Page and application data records
====
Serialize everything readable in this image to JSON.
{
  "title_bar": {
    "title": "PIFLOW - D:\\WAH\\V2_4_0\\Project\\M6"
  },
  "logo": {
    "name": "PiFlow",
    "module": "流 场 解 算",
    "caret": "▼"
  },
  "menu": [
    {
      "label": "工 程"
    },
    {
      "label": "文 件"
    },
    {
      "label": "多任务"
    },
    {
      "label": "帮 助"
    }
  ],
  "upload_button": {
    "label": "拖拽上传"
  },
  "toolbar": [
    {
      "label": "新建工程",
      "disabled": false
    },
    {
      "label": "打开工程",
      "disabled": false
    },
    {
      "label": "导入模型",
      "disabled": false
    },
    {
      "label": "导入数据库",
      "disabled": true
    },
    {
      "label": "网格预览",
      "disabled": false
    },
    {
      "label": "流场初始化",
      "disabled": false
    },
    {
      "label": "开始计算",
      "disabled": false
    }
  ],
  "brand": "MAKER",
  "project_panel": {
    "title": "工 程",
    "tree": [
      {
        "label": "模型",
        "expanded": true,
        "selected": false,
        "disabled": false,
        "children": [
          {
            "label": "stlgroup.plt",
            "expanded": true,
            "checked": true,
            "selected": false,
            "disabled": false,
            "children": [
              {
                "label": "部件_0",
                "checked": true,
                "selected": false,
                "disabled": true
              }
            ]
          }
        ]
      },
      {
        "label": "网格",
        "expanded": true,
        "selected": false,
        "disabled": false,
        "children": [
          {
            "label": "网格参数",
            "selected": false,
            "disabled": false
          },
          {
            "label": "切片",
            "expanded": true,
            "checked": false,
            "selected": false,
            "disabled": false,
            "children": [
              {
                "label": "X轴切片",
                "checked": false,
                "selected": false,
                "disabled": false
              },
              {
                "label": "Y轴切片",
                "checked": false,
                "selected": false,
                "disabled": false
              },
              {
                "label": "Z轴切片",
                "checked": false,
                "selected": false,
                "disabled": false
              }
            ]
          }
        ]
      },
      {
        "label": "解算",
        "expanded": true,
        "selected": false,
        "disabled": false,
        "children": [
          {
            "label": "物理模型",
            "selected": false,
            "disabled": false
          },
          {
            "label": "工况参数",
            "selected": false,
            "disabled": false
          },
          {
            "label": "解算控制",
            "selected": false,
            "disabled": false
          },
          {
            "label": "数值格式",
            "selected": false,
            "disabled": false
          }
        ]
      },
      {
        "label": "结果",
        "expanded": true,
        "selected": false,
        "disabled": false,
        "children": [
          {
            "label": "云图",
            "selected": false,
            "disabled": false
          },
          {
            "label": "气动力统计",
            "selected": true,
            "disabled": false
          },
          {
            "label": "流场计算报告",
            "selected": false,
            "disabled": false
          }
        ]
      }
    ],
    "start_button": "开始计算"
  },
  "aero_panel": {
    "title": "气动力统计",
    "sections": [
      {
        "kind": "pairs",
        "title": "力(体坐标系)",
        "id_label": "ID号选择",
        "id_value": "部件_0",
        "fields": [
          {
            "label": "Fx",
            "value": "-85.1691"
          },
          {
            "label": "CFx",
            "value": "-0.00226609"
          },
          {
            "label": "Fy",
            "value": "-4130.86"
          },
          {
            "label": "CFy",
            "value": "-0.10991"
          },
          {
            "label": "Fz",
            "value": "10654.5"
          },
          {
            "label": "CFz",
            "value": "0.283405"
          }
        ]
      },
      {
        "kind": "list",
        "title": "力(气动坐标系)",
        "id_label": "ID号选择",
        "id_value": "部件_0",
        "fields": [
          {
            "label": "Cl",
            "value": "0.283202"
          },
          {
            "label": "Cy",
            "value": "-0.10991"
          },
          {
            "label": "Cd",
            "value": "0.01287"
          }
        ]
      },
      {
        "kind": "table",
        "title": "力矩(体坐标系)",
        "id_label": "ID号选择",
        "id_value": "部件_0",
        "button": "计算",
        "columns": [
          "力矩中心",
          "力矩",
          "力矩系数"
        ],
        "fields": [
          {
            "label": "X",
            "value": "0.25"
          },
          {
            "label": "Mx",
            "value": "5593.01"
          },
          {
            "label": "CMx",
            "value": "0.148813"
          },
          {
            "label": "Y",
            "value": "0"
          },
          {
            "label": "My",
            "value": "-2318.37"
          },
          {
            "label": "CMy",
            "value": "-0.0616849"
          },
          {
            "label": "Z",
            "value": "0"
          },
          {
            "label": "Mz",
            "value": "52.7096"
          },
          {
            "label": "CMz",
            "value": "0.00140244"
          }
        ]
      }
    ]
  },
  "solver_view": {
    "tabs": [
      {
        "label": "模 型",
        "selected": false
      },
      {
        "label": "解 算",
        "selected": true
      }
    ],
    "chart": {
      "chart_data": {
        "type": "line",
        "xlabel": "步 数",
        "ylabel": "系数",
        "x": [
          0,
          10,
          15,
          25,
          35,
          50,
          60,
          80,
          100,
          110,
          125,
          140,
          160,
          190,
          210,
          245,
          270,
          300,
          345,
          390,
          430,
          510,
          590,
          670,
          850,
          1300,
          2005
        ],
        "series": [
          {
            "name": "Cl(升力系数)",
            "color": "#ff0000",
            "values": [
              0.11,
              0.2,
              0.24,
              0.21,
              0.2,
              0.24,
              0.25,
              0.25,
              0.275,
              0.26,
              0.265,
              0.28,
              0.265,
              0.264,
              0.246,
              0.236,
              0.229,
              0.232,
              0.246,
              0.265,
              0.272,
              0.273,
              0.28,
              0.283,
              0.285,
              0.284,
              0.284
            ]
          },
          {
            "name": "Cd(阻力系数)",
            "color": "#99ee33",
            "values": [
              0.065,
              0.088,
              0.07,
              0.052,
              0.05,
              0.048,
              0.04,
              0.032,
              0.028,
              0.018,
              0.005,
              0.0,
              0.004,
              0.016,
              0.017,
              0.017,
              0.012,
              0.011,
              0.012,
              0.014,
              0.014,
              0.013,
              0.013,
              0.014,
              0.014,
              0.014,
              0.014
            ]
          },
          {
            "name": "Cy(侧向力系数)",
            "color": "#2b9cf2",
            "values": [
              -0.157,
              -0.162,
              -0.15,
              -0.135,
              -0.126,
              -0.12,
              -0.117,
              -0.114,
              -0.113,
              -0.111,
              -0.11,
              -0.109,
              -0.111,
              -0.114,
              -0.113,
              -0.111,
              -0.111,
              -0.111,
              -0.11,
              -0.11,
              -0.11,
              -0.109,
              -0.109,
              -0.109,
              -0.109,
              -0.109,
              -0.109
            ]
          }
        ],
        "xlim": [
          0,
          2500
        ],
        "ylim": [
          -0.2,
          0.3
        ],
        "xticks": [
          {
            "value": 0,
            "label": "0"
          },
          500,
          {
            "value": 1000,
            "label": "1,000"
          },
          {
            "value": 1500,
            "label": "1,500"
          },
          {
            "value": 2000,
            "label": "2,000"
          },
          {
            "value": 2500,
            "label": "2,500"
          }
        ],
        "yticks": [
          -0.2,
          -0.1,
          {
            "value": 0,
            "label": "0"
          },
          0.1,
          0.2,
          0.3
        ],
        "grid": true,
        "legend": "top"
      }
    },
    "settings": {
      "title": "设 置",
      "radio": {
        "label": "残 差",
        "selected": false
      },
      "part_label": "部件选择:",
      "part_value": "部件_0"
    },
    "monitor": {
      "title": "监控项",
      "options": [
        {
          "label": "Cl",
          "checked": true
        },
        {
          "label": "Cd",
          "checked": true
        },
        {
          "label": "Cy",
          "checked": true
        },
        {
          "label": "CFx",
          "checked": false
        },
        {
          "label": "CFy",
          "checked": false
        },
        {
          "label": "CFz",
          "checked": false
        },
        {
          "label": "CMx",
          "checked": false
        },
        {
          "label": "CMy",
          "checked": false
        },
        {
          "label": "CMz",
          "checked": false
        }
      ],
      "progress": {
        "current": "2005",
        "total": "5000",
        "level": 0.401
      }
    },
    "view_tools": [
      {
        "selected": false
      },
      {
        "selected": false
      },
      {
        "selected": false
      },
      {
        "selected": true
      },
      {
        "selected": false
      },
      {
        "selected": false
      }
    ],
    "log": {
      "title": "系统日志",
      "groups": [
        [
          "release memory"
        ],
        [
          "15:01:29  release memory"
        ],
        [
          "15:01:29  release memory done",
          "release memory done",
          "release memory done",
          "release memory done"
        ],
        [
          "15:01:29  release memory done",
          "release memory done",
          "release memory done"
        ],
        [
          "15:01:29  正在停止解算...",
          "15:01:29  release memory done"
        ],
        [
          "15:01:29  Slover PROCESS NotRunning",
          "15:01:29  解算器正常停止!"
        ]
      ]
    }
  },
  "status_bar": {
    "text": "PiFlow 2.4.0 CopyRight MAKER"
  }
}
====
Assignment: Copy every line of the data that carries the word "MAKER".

Your solution:
  "brand": "MAKER",
    "text": "PiFlow 2.4.0 CopyRight MAKER"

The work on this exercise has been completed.